We further found that drug tolerance increased more strongly the less resistant the strain was to the drug (Pearson's ρ = −0.25 for trimethoprim-sulfamethoxazole and ρ = −0.33 for nitrofurantoin, P < 0.01 for both antibiotics), and the increase in tolerance to both antibiotics was correlated (ρ = 0.24, P < 0.01) We investigated the ecological physiology and behavior of free-living wood frogs [Lithobates (Rana) sylvaticus] overwintering in Interior Alaska by tracking animals into natural hibernacula, recording microclimate, and determining frog survival in spring.We measured cryoprotectant (glucose) concentrations and identified the presence of antifreeze glycolipids in tissues from subsamples of.
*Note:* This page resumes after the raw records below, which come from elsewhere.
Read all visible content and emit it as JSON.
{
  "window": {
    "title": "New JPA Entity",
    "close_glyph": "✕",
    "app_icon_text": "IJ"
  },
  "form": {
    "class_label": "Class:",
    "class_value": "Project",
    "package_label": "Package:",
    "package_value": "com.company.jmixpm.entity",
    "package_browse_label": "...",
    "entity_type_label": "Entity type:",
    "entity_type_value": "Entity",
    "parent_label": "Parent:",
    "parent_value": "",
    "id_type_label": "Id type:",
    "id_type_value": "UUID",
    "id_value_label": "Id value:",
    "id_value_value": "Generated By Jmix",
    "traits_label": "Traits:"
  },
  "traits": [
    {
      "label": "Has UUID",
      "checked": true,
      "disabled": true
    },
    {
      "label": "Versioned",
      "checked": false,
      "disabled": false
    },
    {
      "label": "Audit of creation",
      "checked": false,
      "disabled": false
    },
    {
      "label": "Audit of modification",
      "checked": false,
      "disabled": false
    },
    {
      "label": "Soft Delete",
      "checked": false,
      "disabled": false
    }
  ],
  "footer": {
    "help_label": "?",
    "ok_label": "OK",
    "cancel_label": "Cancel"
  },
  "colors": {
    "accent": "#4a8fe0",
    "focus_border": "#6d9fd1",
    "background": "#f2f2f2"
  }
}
These ecological fluctuations take place between tolerance limits, so there is always the danger that the whole system will collapse when a fluctuation goes beyond those limits and the system can no longer compensate for it. The same is true of human communities. Lack of flexibility manifests itself as stress Describe the role of water management on crop biology/pests. Recognize the importance of soil on crop biology/pests. Describe how soil type can impact success of chemical and cultural pest control. Describe the importance of crop biology and pest biology to IPM. Recognize how weed species composition can change due to repeated herbicide use BOX 23 An ecologist's view of gene flow from transgenic crops : Most ecological scientists agree that gene flow is not an environmental problem unless it leads to undesirable consequences. In the short term, the spread of transgenic herbicide resistance via gene flow may create logistical and/or economic problems for growers. Over the long term, transgenes that confer resistance to pests and.